“Willie here proved himself one of us”—Sarge nodded for the men carrying Edwin’s body to come forward—“when he shot this demon down. And before he goes before our noble leader, he shall complete the final step.”
Sarge let go of Edwin and picked up the shovel, drawing a line in the gravel. “Young Willie, do you pledge unwavering allegiance to your nightwalker brethren? To stand alongside us, hunting the beasts roaming this academy?”
“Sorry?” Edwin swallowed hard at the unusual sound that escaped him, eyes darting between the expectant nightwalkers surrounding them. There was nowhere to run.
Sarge frowned, bowing up to him. “Did you hear me, boy?”
Frank made a face, cocking his head to the side. Edwin knew he was making a scene, but he couldn’t do it. He didn’t want this life.
Eyeing the armed nightwalkers, their shovels all ready to pummel him if he didn’t agree. Did he have any choice? If they killed him, would he come back to life as someone else or would he die for good this time? Edwin’s heart sank, realizing he had no other choice.

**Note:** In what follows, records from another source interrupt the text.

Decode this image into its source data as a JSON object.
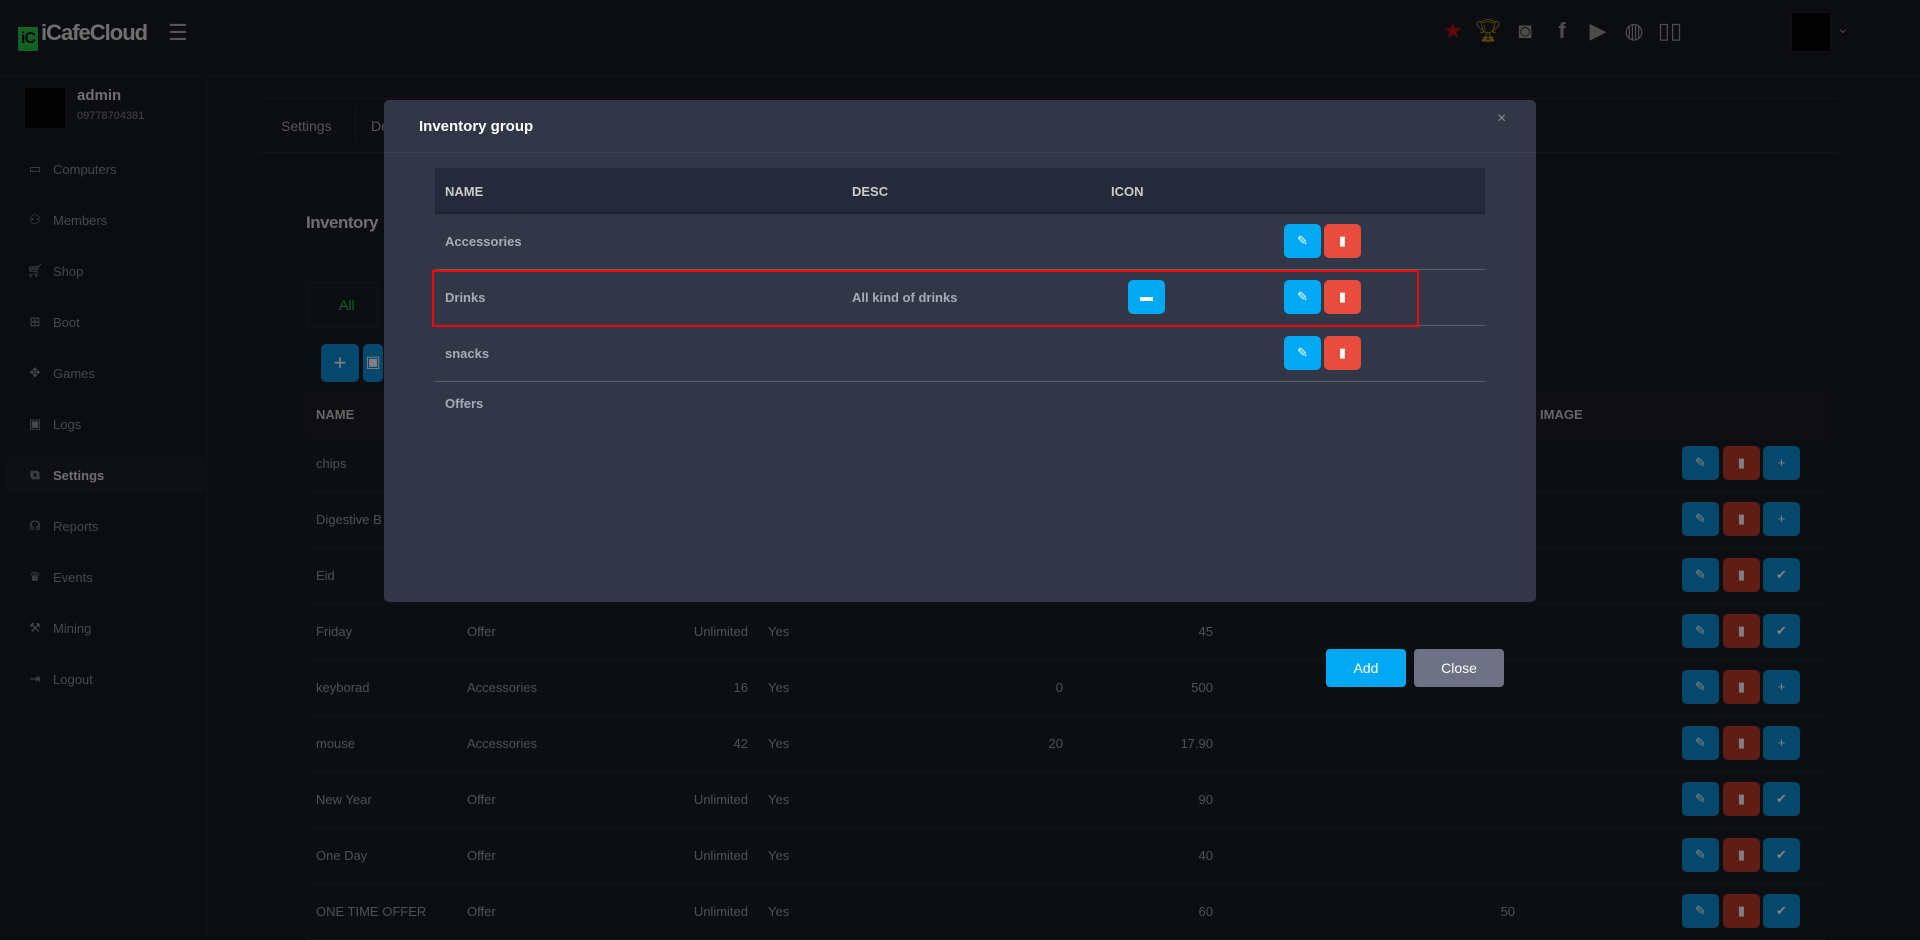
{
  "app": {
    "logo": "iCafeCloud",
    "logo_mark": "iC"
  },
  "topbar": {
    "icons": [
      "ranking-icon",
      "trophy-icon",
      "discord-icon",
      "facebook-icon",
      "youtube-icon",
      "globe-icon",
      "book-icon"
    ]
  },
  "user": {
    "name": "admin",
    "phone": "09778704381"
  },
  "sidebar": {
    "items": [
      {
        "label": "Computers",
        "icon": "monitor-icon"
      },
      {
        "label": "Members",
        "icon": "users-icon"
      },
      {
        "label": "Shop",
        "icon": "cart-icon"
      },
      {
        "label": "Boot",
        "icon": "windows-icon"
      },
      {
        "label": "Games",
        "icon": "gamepad-icon"
      },
      {
        "label": "Logs",
        "icon": "calendar-icon"
      },
      {
        "label": "Settings",
        "icon": "settings-icon",
        "active": true
      },
      {
        "label": "Reports",
        "icon": "reports-icon"
      },
      {
        "label": "Events",
        "icon": "crown-icon"
      },
      {
        "label": "Mining",
        "icon": "pickaxe-icon"
      },
      {
        "label": "Logout",
        "icon": "logout-icon"
      }
    ]
  },
  "page": {
    "tabs": [
      "Settings",
      "De"
    ],
    "title": "Inventory",
    "filter_tab": "All",
    "table": {
      "headers": {
        "name": "NAME",
        "image": "IMAGE"
      },
      "rows": [
        {
          "name": "chips",
          "action": "+"
        },
        {
          "name": "Digestive B",
          "action": "+"
        },
        {
          "name": "Eid",
          "action": "✔"
        },
        {
          "name": "Friday",
          "group": "Offer",
          "qty": "Unlimited",
          "active": "Yes",
          "cost": "",
          "price": "45",
          "extra": "",
          "action": "✔"
        },
        {
          "name": "keyborad",
          "group": "Accessories",
          "qty": "16",
          "active": "Yes",
          "cost": "0",
          "price": "500",
          "extra": "",
          "action": "+"
        },
        {
          "name": "mouse",
          "group": "Accessories",
          "qty": "42",
          "active": "Yes",
          "cost": "20",
          "price": "17.90",
          "extra": "",
          "action": "+"
        },
        {
          "name": "New Year",
          "group": "Offer",
          "qty": "Unlimited",
          "active": "Yes",
          "cost": "",
          "price": "90",
          "extra": "",
          "action": "✔"
        },
        {
          "name": "One Day",
          "group": "Offer",
          "qty": "Unlimited",
          "active": "Yes",
          "cost": "",
          "price": "40",
          "extra": "",
          "action": "✔"
        },
        {
          "name": "ONE TIME OFFER",
          "group": "Offer",
          "qty": "Unlimited",
          "active": "Yes",
          "cost": "",
          "price": "60",
          "extra": "50",
          "action": "✔"
        }
      ]
    }
  },
  "modal": {
    "title": "Inventory group",
    "close_x": "×",
    "headers": {
      "name": "NAME",
      "desc": "DESC",
      "icon": "ICON"
    },
    "rows": [
      {
        "name": "Accessories",
        "desc": "",
        "has_icon": false,
        "actions": true
      },
      {
        "name": "Drinks",
        "desc": "All kind of drinks",
        "has_icon": true,
        "actions": true,
        "highlighted": true
      },
      {
        "name": "snacks",
        "desc": "",
        "has_icon": false,
        "actions": true
      },
      {
        "name": "Offers",
        "desc": "",
        "has_icon": false,
        "actions": false
      }
    ],
    "add_label": "Add",
    "close_label": "Close"
  },
  "colors": {
    "accent": "#03a9f4",
    "danger": "#e74c3c",
    "highlight": "#ff0000",
    "brand": "#27c24c"
  }
}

With a simple nod, he accepted the heinous pledge and Sarge threw him the shovel. “Dig.”
The men holding Edwin’s old body threw it unceremoniously by his side. It landed with a thud on the uneven ground. He couldn’t bring himself to look at it, the need to puke growing with each passing minute.
“Dig now.” Sarge nodded towards the line he’d drawn.
Edwin sucked in one final breath before wrapping a shaky hand around the shovel, placing the hilt of it at the center of the line. He was about to dig his own grave.
As the metal plunged into the white powder, the nightwalkers knelt around Edwin in a circle, clapping to the rhythm of his shovel. Tears streamed down his cheek, the image of Lawrence deserting him etched in his memory.
How could he do this to me? Edwin wondered, dabbing the moisture away.
It’s not your brother’s fault, the voice whispered.
Edwin flared his nostrils, huffing in frustration. “What do you mean? Of course, it’s his fault.”
We both know he wasn’t powerful enough to save you. The voice reasoned. But there will be others who will come to this school. Together you will be more powerful than you could imagine.
“And how will that help me?”
Because, my dear child. The calm voice filled Edwin’s mind, distracting him from the scraping of his shovel and the taunting nightwalkers around him. When all my children have transitioned, when the past and the future have entwined, and all have drunk, they will stand with you. Together you will save me.
“But that doesn’t save me,” Edwin replied in a hushed tone.
“FOR FREEDOM!” Sarge shouted, pumping his fist in the air as the nightwalkers leaped up, grabbing shovels of their own and coming to dig alongside Edwin.
Edwin glanced around, growing silent when Frank took a spot by his side to dig.
“Way to go.” Frank patted his shoulder in approval. “You’re almost one of us.”
Edwin smiled half-heartedly as a lump formed in his throat. He couldn't’ believe he would be part of the same gang that orchestrated his murder.
Fear not, my dear Edwin, the voice replied. For when I return, I shall restore you to your original form.
A sliver of hope crept in, lifting Edwin’s spirits at the promise of being back in his own body. “Who are you?”
I’m Credan. I’m the reason your spirit is still alive, the reason you were given these powers in your true form.
Soon you will understand. Credan reassured him. For now, you need to blend in. You need to survive.
“How am I supposed to do that when I’m in this body?”
You’re like me. Credan’s melodic voice echoed. You’re a survivor. I will show you how.